About this task: Determine which lines of the records include the word "label", and copy them.

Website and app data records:
--- --- ---
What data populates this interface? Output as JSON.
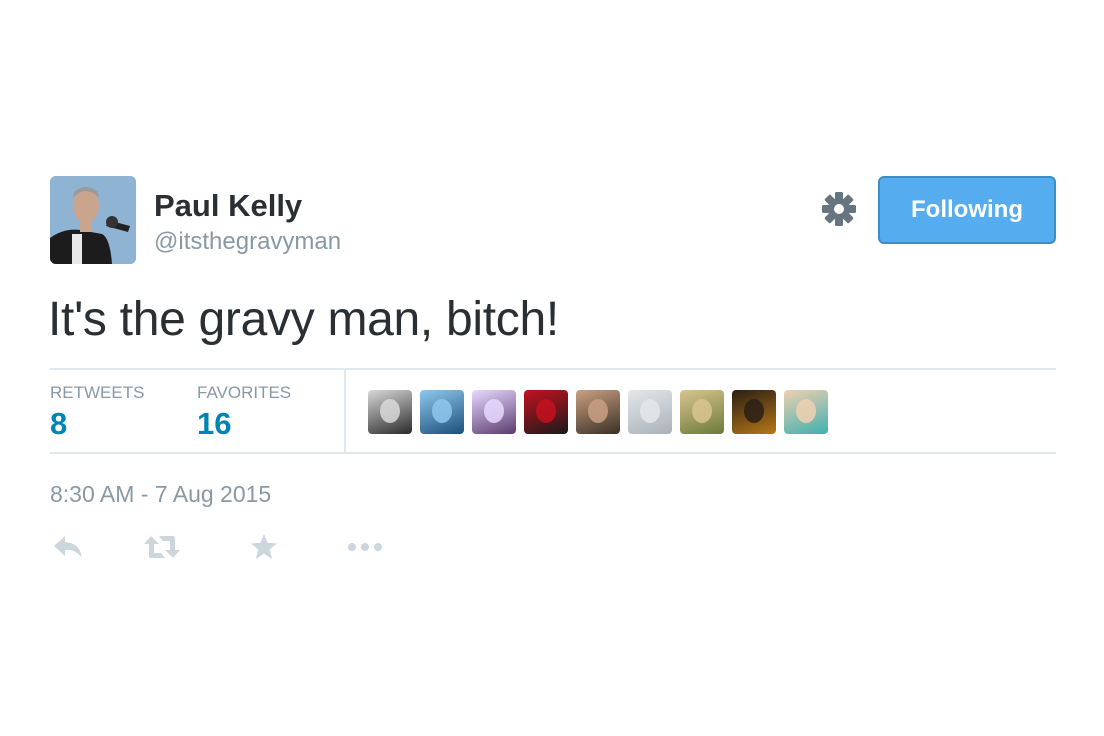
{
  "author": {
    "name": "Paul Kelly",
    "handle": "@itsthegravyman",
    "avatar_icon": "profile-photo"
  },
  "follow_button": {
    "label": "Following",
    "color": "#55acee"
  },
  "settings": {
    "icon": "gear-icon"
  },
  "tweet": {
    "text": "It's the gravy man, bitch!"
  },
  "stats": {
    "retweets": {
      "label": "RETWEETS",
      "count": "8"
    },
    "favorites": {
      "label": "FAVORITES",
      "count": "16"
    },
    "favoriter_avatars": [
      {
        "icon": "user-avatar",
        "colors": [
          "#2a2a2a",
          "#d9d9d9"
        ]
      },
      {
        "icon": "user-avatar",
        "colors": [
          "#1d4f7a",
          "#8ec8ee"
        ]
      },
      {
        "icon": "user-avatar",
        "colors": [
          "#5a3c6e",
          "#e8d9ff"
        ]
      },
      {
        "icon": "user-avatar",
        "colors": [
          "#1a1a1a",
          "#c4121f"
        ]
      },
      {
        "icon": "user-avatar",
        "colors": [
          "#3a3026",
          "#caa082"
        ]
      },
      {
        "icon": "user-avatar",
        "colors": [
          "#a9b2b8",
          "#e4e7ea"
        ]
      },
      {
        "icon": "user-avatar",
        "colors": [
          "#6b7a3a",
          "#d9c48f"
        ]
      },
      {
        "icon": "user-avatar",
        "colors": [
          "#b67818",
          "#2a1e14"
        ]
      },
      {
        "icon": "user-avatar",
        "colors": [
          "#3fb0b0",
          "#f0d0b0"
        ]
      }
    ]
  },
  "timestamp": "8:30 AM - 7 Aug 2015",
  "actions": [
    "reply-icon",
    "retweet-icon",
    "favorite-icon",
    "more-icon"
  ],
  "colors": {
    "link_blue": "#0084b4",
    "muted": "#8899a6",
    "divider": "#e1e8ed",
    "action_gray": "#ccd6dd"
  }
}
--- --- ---
Response area:
    "label": "Following",
      "label": "RETWEETS",
      "label": "FAVORITES",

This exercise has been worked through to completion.